Please return the lines of the data that contain "focus".

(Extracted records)
Content starts
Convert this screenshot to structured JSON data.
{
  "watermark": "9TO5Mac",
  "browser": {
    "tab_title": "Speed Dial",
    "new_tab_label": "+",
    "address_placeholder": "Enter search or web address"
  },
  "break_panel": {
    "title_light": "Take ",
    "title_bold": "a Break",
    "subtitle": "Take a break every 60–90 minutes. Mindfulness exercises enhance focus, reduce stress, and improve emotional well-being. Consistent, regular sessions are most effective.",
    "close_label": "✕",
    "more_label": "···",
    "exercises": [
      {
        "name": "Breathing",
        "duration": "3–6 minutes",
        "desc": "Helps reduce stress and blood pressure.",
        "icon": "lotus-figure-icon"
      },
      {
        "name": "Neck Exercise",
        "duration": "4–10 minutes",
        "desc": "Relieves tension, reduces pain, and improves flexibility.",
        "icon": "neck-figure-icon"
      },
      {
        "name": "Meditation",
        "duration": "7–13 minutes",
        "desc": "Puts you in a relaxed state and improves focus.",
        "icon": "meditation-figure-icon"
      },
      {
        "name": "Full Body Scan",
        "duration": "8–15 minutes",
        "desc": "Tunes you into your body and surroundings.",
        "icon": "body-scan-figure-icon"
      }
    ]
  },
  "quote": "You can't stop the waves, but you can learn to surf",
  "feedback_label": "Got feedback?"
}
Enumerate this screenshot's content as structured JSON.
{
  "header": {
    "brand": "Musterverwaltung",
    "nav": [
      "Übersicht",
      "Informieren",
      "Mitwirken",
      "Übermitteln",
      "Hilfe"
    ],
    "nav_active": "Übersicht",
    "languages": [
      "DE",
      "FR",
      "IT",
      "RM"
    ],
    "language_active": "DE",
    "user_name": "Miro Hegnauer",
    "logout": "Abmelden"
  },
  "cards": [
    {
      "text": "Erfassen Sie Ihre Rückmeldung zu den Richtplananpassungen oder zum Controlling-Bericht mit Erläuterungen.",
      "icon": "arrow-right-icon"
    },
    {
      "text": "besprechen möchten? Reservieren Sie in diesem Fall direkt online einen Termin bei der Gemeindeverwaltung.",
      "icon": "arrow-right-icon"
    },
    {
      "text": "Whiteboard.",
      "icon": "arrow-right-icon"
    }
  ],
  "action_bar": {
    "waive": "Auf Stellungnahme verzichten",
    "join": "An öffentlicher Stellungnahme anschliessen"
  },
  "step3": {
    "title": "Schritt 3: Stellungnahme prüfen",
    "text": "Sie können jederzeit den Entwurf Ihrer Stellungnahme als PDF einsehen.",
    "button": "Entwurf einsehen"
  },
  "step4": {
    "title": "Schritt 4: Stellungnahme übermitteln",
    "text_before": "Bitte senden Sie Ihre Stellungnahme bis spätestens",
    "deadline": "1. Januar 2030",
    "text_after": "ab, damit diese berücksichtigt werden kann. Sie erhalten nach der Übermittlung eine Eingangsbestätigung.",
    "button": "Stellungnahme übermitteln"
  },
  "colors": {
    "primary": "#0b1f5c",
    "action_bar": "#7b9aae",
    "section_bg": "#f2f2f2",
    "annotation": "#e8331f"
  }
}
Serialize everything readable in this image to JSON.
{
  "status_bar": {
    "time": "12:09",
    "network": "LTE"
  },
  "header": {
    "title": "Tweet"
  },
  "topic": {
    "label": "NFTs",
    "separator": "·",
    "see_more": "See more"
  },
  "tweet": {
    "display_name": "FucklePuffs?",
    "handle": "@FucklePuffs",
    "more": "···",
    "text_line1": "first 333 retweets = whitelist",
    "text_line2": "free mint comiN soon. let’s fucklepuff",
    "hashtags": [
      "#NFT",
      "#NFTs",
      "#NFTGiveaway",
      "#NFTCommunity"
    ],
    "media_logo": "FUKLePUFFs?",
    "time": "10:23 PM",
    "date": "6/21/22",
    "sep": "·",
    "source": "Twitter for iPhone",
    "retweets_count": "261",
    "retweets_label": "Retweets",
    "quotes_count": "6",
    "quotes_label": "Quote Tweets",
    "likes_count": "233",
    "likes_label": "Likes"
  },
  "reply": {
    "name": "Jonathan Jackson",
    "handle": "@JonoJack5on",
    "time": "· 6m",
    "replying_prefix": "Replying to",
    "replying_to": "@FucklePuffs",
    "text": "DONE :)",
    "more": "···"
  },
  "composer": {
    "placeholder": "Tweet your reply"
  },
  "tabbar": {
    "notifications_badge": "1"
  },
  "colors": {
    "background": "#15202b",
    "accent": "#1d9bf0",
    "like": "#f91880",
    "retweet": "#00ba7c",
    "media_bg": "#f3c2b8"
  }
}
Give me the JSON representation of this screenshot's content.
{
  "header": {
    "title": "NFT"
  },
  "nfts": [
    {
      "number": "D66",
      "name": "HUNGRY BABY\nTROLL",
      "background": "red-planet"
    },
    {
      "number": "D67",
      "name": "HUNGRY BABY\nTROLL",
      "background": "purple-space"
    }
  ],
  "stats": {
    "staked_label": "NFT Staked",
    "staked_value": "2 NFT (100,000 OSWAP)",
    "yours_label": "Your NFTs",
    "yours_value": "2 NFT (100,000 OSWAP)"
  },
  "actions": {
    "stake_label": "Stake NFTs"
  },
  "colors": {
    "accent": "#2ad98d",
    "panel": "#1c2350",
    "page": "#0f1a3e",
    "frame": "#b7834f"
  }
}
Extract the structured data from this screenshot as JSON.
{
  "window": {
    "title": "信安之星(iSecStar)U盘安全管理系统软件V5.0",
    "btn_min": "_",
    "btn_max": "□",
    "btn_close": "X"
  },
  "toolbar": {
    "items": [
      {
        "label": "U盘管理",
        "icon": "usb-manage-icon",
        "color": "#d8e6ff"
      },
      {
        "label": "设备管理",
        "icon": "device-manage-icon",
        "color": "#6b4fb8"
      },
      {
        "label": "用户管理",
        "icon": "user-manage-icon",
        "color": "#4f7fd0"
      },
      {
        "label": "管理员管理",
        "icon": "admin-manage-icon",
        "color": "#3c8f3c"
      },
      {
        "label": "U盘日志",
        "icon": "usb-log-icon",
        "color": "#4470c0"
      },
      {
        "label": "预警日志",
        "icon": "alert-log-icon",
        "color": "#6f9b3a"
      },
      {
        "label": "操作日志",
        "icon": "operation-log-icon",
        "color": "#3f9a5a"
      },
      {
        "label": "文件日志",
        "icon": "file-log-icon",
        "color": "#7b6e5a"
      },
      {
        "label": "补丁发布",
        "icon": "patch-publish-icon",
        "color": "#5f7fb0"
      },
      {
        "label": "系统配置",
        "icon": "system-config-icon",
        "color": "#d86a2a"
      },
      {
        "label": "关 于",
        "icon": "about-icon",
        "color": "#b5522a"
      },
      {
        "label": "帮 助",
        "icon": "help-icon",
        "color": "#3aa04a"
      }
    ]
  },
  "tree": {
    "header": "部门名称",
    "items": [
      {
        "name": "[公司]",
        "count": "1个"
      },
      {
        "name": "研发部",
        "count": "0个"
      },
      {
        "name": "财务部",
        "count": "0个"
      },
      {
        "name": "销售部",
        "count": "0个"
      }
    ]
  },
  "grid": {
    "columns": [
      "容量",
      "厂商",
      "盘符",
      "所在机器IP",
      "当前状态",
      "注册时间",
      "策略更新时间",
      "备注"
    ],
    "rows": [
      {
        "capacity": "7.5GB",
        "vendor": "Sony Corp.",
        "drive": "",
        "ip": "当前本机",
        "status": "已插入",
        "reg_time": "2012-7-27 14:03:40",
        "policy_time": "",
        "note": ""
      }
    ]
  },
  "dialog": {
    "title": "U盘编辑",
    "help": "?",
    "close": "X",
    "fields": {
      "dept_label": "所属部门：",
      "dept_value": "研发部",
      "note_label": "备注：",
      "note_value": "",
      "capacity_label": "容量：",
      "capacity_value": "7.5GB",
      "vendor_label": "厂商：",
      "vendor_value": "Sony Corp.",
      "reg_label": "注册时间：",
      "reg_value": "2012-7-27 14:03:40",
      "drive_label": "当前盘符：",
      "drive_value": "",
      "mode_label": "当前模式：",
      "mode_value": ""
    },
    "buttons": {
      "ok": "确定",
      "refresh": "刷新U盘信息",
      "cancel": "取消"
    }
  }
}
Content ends
[COMPLETED TASK]
    "subtitle": "Take a break every 60–90 minutes. Mindfulness exercises enhance focus, reduce stress, and improve emotional well-being. Consistent, regular sessions are most effective.",
        "desc": "Puts you in a relaxed state and improves focus.",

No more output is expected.